*Activity:*
How many lines in the records below contain "Script"? Reply with the number alone.

[Opening Dataset records section]

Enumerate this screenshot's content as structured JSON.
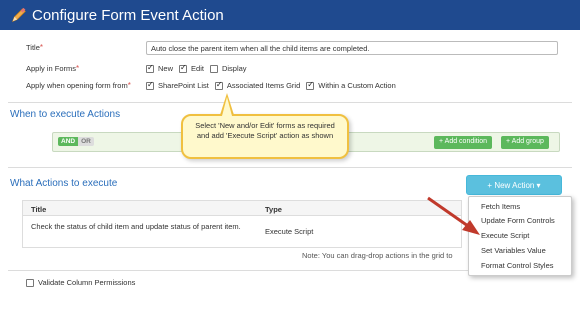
{
  "header": {
    "title": "Configure Form Event Action",
    "icon": "pencil-icon"
  },
  "form": {
    "title_label": "Title",
    "title_value": "Auto close the parent item when all the child items are completed.",
    "apply_forms_label": "Apply in Forms",
    "apply_forms_options": [
      {
        "label": "New",
        "checked": true
      },
      {
        "label": "Edit",
        "checked": true
      },
      {
        "label": "Display",
        "checked": false
      }
    ],
    "apply_opening_label": "Apply when opening form from",
    "apply_opening_options": [
      {
        "label": "SharePoint List",
        "checked": true
      },
      {
        "label": "Associated Items Grid",
        "checked": true
      },
      {
        "label": "Within a Custom Action",
        "checked": true
      }
    ],
    "required_marker": "*"
  },
  "when": {
    "heading": "When to execute Actions",
    "and_label": "AND",
    "or_label": "OR",
    "add_condition": "+ Add condition",
    "add_group": "+ Add group"
  },
  "tooltip": {
    "text": "Select 'New and/or Edit' forms as required and add 'Execute Script' action as shown"
  },
  "what": {
    "heading": "What Actions to execute",
    "new_action": "+ New Action ▾",
    "columns": [
      "Title",
      "Type"
    ],
    "rows": [
      {
        "title": "Check the status of child item and update status of parent item.",
        "type": "Execute Script"
      }
    ],
    "note": "Note: You can drag-drop actions in the grid to"
  },
  "menu": {
    "items": [
      "Fetch Items",
      "Update Form Controls",
      "Execute Script",
      "Set Variables Value",
      "Format Control Styles"
    ]
  },
  "footer": {
    "validate_label": "Validate Column Permissions",
    "validate_checked": false
  },
  "colors": {
    "header": "#1f4a8f",
    "accent": "#2a6ebb",
    "green": "#5cb85c",
    "info": "#5bc0de",
    "arrow": "#c0392b"
  }
}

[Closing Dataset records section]

*Exercise result:*
3